What is an FX Option?
An FX Option is a contract that confers on the holder the right – but not the obligation – to exchange an amount of one currency for another at a pre-agreed rate (the ‘strike’ rate) on a pre-agreed date.
The purpose of an FX Option is to place a maximum (or minimum) exchange rate on a known transaction of a different currency in the future, thereby limiting the potential downside but maintaining the ability to exchange at a more favourable rate should it occur.
How does it work?
A firm of UK exporters is to receive a payment of USD 10,000,000 in a year’s time.
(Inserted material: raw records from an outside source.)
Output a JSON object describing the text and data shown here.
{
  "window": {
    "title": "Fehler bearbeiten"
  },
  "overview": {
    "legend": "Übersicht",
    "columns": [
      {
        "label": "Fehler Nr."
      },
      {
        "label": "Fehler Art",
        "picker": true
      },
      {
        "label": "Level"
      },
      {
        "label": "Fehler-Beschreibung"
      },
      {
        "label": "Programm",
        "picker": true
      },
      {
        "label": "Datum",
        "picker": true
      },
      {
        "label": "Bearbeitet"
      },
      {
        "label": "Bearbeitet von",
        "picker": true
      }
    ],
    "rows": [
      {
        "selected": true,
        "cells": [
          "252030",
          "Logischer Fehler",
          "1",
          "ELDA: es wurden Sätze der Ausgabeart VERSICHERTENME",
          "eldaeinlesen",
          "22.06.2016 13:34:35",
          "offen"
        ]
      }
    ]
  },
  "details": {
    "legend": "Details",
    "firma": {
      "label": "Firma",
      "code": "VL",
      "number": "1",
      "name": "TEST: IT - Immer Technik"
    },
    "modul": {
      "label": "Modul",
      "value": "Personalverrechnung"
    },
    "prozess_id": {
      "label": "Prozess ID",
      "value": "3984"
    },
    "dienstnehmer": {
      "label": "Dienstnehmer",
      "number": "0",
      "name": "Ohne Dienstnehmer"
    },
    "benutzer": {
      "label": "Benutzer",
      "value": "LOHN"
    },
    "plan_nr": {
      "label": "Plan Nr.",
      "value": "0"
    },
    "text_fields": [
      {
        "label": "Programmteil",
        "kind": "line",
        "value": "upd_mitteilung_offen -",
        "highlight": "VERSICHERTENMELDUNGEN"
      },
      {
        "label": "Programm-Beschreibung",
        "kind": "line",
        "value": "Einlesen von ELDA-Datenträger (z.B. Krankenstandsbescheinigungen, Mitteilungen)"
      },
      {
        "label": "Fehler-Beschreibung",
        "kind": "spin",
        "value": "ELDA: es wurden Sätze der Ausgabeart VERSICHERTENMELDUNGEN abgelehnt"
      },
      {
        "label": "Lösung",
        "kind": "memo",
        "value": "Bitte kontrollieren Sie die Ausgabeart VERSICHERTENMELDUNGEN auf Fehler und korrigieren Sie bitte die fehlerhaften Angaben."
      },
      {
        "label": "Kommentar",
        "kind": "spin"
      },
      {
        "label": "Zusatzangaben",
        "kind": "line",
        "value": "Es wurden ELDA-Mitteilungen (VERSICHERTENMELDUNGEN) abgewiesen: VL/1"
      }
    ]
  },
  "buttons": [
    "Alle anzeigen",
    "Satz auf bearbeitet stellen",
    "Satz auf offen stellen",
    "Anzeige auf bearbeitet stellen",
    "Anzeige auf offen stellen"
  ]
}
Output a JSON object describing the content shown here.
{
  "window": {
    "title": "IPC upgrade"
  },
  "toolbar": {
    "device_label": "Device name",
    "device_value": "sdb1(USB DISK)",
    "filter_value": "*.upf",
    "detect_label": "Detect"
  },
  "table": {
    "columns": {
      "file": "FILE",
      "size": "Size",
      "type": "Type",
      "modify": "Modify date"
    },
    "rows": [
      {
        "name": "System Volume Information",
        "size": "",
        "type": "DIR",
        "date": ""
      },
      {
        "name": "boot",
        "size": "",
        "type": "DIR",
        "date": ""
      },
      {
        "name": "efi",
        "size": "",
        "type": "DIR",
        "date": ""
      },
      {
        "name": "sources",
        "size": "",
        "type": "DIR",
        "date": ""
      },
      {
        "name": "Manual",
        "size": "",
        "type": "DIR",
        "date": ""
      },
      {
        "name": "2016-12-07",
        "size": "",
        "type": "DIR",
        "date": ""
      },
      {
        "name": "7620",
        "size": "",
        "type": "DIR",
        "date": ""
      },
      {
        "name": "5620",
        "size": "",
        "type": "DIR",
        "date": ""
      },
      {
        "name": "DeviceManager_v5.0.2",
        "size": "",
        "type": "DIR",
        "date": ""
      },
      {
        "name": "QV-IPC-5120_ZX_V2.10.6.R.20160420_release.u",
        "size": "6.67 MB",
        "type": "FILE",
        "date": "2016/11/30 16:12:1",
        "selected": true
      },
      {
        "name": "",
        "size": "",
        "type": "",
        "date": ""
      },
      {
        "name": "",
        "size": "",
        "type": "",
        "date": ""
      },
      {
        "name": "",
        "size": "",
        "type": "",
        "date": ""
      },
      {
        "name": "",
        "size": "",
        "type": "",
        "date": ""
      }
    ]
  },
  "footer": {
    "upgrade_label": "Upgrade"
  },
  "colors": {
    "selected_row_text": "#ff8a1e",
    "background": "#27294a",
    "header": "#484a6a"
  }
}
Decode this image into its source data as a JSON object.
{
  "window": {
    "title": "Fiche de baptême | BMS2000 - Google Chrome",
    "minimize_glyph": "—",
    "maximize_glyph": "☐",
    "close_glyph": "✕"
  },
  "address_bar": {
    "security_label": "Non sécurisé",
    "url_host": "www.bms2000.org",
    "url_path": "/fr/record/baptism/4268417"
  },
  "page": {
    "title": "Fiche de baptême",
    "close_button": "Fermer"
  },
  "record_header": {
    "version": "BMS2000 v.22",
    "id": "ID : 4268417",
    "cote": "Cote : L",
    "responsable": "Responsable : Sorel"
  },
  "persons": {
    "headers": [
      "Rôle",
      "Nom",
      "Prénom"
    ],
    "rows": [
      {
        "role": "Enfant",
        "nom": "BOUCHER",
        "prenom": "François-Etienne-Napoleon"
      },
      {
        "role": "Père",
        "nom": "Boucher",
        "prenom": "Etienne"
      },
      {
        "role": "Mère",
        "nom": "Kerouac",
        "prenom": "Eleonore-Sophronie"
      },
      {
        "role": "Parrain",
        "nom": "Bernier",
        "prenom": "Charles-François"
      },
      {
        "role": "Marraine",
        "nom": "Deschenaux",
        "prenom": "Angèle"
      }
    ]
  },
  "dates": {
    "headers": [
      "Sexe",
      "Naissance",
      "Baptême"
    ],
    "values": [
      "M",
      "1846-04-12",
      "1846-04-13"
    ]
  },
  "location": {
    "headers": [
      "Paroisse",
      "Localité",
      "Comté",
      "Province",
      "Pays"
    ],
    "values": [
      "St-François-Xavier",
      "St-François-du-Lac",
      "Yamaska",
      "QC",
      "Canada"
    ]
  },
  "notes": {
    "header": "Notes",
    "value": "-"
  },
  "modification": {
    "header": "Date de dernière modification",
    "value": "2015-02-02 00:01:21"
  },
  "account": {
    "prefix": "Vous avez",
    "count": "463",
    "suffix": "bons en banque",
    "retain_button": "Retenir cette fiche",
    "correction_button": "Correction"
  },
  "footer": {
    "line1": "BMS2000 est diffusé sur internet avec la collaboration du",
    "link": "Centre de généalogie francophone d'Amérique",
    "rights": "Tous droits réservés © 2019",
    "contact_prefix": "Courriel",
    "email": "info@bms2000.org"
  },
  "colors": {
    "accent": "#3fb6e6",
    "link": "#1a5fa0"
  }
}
They want to protect the GBP value of the payment so that the conversion rate will be no higher than 1.3000. Therefore, they purchase a USD put/GBP call option with a strike price of 1.3000.
In a year’s time, if the GBP/USD rate is above 1.3000, i.e. if the option is ‘in the money’, they can exercise the option and still exchange at 1.3000. If the rate is below 1.3000, and the option is ‘out of the money’, they can enter the market at the advantageous spot rate, letting the option expire worthless.
- Provides the holder with a pre-agreed worst-case exchange rate
- Provides the holder with the flexibility to benefit from a lower exchange rate, should the spot rate be lower than the option strike at expiry
- Requires only a minimal two-day credit line between purchase of, and payment for, the option
- The holder has no obligation
- The holder will incur a premium cost, usually paid up front
- If the option expires ‘out of the money’, no value will be received. The option will expire worthless, similar to an insurance contract
FX Option scenarios: